How many vehicles do we really need? Some have 2 or 3 cars, a golf cart, a gator, an all terrain vehicle and a motorcycle!
My parents made do with one for most of their years, even when my brother and I started driving. We had to borrow their car, and they were without one when we did.
Many folks have gym memberships now. Heck, I used to go to the Y and work out over lunch. But workout centers really didn’t gain traction until the 1980s – and guess what, our parents were thinner and in better shape on average than we are!
According to Statistic Brain 45.5 million people have a membership and of them, 67% have never – repeat that – never used the gym. Do you really need that gym membership?
Residential swimming pools.

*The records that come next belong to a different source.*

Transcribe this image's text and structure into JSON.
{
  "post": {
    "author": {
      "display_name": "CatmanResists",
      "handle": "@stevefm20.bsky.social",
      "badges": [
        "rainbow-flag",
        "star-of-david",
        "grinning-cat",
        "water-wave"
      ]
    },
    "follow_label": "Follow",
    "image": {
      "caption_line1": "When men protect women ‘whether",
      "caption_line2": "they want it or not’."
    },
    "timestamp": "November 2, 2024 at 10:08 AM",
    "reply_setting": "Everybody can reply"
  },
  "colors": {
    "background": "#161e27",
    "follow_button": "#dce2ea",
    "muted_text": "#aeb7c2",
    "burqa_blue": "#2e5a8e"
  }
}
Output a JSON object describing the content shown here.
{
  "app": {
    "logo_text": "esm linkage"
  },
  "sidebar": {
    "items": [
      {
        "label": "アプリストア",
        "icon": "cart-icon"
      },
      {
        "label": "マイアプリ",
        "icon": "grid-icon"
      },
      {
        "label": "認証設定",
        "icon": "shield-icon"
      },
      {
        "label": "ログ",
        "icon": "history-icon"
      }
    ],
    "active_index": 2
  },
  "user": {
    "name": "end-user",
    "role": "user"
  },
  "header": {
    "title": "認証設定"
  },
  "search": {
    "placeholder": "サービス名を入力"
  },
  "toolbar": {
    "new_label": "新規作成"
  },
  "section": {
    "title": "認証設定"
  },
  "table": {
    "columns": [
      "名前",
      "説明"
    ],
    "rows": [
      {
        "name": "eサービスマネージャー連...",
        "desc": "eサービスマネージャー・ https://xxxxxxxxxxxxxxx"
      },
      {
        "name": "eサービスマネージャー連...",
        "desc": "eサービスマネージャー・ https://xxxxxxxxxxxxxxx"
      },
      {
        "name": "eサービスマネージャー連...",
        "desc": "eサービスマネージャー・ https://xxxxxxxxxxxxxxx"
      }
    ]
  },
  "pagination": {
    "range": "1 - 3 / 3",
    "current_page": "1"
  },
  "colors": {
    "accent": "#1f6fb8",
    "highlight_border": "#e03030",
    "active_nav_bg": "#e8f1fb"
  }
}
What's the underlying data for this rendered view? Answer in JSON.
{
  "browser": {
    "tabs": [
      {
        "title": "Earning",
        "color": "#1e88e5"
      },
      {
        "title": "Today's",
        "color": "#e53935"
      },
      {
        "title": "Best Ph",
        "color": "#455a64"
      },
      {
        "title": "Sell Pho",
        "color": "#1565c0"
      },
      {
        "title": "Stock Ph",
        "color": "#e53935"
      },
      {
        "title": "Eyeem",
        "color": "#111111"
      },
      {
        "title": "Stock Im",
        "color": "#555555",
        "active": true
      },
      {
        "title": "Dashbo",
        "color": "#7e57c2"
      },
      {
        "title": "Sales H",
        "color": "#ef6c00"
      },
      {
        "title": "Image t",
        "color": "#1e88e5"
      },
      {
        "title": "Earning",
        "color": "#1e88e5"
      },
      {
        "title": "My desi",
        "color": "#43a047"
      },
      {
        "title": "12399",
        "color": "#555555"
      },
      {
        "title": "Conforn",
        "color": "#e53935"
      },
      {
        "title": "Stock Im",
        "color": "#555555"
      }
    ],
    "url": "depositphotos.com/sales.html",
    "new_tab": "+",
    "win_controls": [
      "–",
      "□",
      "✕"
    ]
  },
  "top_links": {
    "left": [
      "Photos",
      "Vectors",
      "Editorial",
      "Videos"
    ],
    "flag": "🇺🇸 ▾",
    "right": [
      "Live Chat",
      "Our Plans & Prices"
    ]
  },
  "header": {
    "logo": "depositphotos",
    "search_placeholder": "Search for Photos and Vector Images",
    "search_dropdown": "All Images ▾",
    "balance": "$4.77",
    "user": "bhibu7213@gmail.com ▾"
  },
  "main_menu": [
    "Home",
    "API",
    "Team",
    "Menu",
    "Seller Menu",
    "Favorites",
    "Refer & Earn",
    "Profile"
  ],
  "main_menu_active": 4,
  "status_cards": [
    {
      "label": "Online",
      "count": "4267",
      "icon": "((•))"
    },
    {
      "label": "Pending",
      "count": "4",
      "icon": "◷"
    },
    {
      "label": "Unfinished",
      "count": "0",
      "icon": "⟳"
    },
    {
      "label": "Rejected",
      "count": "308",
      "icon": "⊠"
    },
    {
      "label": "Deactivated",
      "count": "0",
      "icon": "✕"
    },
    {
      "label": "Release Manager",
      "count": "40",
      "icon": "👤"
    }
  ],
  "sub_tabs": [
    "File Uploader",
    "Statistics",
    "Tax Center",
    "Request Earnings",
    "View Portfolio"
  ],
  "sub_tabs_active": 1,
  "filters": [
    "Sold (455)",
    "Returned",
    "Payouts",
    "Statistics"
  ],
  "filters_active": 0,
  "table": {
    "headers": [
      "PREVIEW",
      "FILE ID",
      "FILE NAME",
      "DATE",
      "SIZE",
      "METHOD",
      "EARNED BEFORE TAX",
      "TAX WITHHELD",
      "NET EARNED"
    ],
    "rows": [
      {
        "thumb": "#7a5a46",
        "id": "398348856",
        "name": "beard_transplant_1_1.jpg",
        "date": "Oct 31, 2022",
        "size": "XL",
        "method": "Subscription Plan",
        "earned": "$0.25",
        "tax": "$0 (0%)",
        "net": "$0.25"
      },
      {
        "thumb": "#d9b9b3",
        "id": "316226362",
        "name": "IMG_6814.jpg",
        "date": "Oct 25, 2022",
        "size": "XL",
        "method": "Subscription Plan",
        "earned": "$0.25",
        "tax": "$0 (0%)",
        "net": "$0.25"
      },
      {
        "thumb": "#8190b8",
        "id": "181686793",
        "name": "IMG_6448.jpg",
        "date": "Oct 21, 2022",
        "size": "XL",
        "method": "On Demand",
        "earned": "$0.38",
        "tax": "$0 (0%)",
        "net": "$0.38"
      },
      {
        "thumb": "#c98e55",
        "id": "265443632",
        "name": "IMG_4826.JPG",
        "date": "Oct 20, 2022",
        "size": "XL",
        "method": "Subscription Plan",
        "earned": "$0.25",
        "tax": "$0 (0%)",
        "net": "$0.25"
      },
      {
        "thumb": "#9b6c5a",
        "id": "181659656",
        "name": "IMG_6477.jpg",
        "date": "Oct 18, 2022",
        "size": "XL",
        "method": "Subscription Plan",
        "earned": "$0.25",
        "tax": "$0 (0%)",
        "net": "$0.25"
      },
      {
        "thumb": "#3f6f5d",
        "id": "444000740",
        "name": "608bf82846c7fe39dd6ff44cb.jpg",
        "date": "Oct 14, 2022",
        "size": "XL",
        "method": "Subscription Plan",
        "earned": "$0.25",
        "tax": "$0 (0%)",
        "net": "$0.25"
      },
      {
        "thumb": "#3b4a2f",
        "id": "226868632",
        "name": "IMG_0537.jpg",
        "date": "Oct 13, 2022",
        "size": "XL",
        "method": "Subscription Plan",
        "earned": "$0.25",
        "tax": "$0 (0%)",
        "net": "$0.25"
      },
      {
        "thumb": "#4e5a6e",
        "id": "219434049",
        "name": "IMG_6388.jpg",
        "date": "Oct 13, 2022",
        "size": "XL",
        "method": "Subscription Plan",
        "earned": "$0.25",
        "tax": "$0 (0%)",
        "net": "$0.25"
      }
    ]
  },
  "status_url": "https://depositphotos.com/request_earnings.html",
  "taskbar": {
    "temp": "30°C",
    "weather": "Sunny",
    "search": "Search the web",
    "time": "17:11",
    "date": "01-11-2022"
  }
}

Remember National Lampoon’s Christmas Vacation? Sparky day-dreamed about having a backyard pool. Lots of us apparently do nowadays. According to Aquatic Net, there are around 8 million pools in residential homes as of 2004, not even counting the over 5 million hot tubs. Need or want? To me, a want.
I love my microwave. I need it! I remember trying to defrost meat in a hurry for dinner back in the old days when we didn’t have a microwave…. yuk. And potatoes took an hour! But, really, I could do without it (I just prefer not to).
OK, I said a smart phone is a want, but what about a computer of some sort at home? Do you think it is a need or a want – along with the internet access that connects us to the world? For me, it is a business need.
With the disappearance of business listings and personal phone numbers in the yellow and white pages, is a computer and internet a need or a want? Is it sufficient to be able to go to a library or school or other facility to use theirs or do we need them at home?
So, readers, shoot me down. What’s your opinion? Need or want?